Academic and developer dream up LED bulb that is cheaper, more energy efficient and so durable they're offering a 10-year warranty
Hong Kong innovators have launched a new light-emitting diode (LED) light bulb that they say is cheaper and more durable than others on the market, and they're even offering a 10-year warranty on the product.
The airLED bulb is based on technology invented by Dr Lau Kei-may, chair professor at the Department of Electronic and Computer Engineering at the University of Science and Technology, and telecommunications developer James Wang.
The new bulb is said to be up to 25 per cent more energy efficient than other LED products and 85 per cent more than incandescent bulbs.
"The electricity bill may cost HK$80 to HK$90 a year for an incandescent bulb if you switch it on for three to four hours a day," said Eric Steinmeyer, chief operating officer of Cledos International, a company co-founded by Lau and Wang a year ago. "Ours only costs HK$10 a year."
He said it was safe to touch the light bulb even when it was switched on, as the light source stayed at room temperature - much cooler than incandescent or other LED bulbs.
The device emits light through a waffle-shaped plastic component that removes the need for transformers used in other LED products to transfer electricity between circuits.
The thin disc connects 64 chips with holes in between, allowing heat to dissipate quickly.
Lau said consumer concerns about cost and durability had dampened sales of LED bulbs, as some had been found to break easily. In the new product, the glass bulb is replaced by plastic and the number of components inside is reduced to five.
"There are a lot fewer things to break," she said.
Cledos also hopes the 10-year warranty and price will boost consumer confidence.
A bulb emitting as much light as a 40-watt incandescent one will cost HK$49, and a 60-watt equivalent HK$68.
In 2012, LED bulbs constituted 11 per cent of Hong Kong's lighting market, alongside incandescent and swirl-shaped compact fluorescent products, Steinmeyer said.
It is projected that by 2016, the market penetration of LEDs will increase to 46 per cent both in Hong Kong and globally.
"Hong Kong and China are leading in terms of adoption of LED technology," Steinmeyer said, adding that LED lighting was used slightly more in this part of the world than in the West.
With more competition to bring down prices and government measures around the world - including the mainland - aimed at phasing out traditional lighting, LEDs were set to dominate the market in the future, he said.
The bulbs are being manufactured on the mainland. Deals have been reached with retailers in Hong Kong and elsewhere but the company is looking for more.

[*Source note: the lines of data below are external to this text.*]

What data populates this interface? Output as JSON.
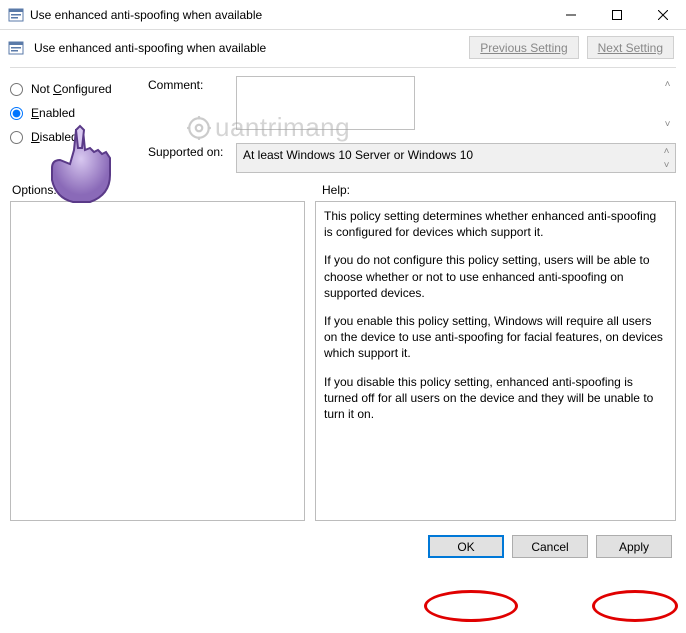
{
  "titlebar": {
    "title": "Use enhanced anti-spoofing when available"
  },
  "header": {
    "title": "Use enhanced anti-spoofing when available",
    "prev": "Previous Setting",
    "next": "Next Setting"
  },
  "radios": {
    "not_configured": "Not Configured",
    "enabled": "Enabled",
    "disabled": "Disabled"
  },
  "fields": {
    "comment_label": "Comment:",
    "comment_value": "",
    "supported_label": "Supported on:",
    "supported_value": "At least Windows 10 Server or Windows 10"
  },
  "labels": {
    "options": "Options:",
    "help": "Help:"
  },
  "help": {
    "p1": "This policy setting determines whether enhanced anti-spoofing is configured for devices which support it.",
    "p2": "If you do not configure this policy setting, users will be able to choose whether or not to use enhanced anti-spoofing on supported devices.",
    "p3": "If you enable this policy setting, Windows will require all users on the device to use anti-spoofing for facial features, on devices which support it.",
    "p4": "If you disable this policy setting, enhanced anti-spoofing is turned off for all users on the device and they will be unable to turn it on."
  },
  "footer": {
    "ok": "OK",
    "cancel": "Cancel",
    "apply": "Apply"
  },
  "watermark": "uantrimang"
}
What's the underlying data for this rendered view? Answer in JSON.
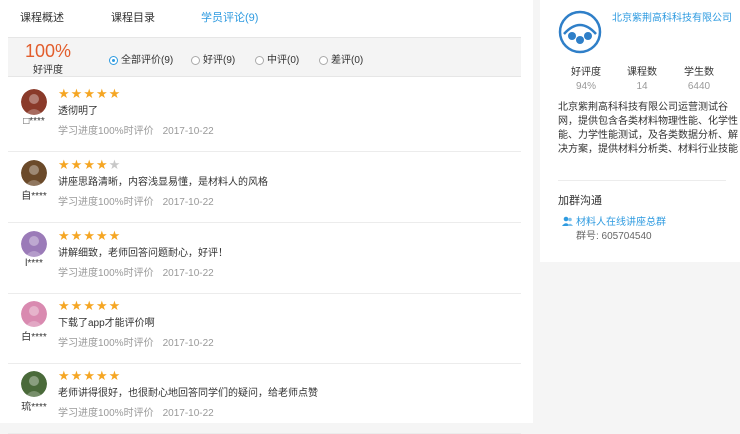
{
  "tabs": [
    {
      "label": "课程概述",
      "active": false
    },
    {
      "label": "课程目录",
      "active": false
    },
    {
      "label": "学员评论(9)",
      "active": true
    }
  ],
  "summary": {
    "percent": "100%",
    "label": "好评度"
  },
  "filters": [
    {
      "label": "全部评价(9)",
      "selected": true
    },
    {
      "label": "好评(9)",
      "selected": false
    },
    {
      "label": "中评(0)",
      "selected": false
    },
    {
      "label": "差评(0)",
      "selected": false
    }
  ],
  "reviews": [
    {
      "user": "□****",
      "rating": 5,
      "comment": "透彻明了",
      "progress": "学习进度100%时评价",
      "date": "2017-10-22",
      "avatar_color": "#8a3a2a"
    },
    {
      "user": "自****",
      "rating": 4,
      "comment": "讲座思路清晰，内容浅显易懂，是材料人的风格",
      "progress": "学习进度100%时评价",
      "date": "2017-10-22",
      "avatar_color": "#6b4a2a"
    },
    {
      "user": "l****",
      "rating": 5,
      "comment": "讲解细致，老师回答问题耐心，好评！",
      "progress": "学习进度100%时评价",
      "date": "2017-10-22",
      "avatar_color": "#9b7bb8"
    },
    {
      "user": "白****",
      "rating": 5,
      "comment": "下载了app才能评价啊",
      "progress": "学习进度100%时评价",
      "date": "2017-10-22",
      "avatar_color": "#d98ab0"
    },
    {
      "user": "琉****",
      "rating": 5,
      "comment": "老师讲得很好，也很耐心地回答同学们的疑问，给老师点赞",
      "progress": "学习进度100%时评价",
      "date": "2017-10-22",
      "avatar_color": "#4a6a3a"
    }
  ],
  "sidebar": {
    "company": "北京紫荆高科科技有限公司",
    "stats": [
      {
        "label": "好评度",
        "value": "94%"
      },
      {
        "label": "课程数",
        "value": "14"
      },
      {
        "label": "学生数",
        "value": "6440"
      }
    ],
    "description": "北京紫荆高科科技有限公司运营测试谷网，提供包含各类材料物理性能、化学性能、力学性能测试，及各类数据分析、解决方案，提供材料分析类、材料行业技能培训、讲座",
    "group_title": "加群沟通",
    "group_name": "材料人在线讲座总群",
    "group_no": "群号: 605704540",
    "accent": "#2f9be0"
  }
}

Cledos is one of the 2,500 exhibitors at the International Lighting Fair, which runs at the Convention and Exhibition Centre in Wan Chai until tomorrow.